--- Task to complete ---
If a line of the entries below includes the word "column", it counts; state the total and nothing further.

[Collected data]
· · ·

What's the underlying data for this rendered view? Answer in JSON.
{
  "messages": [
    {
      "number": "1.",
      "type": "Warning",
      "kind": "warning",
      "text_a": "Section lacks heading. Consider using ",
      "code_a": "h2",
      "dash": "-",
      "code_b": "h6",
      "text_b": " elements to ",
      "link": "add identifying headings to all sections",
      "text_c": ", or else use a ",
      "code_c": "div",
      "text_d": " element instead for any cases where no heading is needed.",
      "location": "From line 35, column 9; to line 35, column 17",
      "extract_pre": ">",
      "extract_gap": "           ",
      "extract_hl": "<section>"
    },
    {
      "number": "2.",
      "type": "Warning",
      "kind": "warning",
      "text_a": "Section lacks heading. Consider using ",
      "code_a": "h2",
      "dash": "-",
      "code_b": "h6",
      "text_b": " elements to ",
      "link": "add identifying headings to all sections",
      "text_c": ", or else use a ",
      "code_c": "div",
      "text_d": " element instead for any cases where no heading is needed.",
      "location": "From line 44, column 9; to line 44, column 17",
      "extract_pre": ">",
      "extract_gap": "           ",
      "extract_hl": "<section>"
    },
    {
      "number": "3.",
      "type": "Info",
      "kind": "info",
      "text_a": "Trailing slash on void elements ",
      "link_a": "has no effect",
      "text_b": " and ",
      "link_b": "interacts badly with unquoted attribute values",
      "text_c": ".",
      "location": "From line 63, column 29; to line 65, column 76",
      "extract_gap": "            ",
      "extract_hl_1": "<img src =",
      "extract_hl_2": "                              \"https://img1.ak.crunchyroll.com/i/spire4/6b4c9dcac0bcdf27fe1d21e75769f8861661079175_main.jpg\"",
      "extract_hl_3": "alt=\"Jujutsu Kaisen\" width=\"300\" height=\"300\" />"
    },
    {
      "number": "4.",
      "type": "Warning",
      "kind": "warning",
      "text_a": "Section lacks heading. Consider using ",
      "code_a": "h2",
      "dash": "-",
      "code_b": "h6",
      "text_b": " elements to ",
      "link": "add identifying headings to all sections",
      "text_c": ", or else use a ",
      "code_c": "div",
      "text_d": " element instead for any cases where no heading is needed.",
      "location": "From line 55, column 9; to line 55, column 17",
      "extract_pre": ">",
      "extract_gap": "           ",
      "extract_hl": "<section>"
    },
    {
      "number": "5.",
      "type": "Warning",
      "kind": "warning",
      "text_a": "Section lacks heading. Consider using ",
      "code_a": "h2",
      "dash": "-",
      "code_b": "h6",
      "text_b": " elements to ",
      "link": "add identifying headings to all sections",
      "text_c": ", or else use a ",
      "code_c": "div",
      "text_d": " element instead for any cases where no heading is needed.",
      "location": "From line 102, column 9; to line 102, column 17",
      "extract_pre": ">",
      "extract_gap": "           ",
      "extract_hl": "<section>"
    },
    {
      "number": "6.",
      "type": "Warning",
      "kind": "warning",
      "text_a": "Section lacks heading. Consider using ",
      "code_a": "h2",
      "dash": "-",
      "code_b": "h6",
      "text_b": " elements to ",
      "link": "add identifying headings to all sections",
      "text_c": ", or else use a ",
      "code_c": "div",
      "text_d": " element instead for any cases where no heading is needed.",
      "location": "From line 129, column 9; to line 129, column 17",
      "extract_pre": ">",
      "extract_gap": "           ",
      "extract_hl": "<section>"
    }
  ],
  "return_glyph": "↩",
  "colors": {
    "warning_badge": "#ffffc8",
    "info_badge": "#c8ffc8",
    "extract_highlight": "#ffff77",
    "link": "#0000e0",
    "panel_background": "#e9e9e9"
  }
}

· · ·

--- Finished exercise ---
6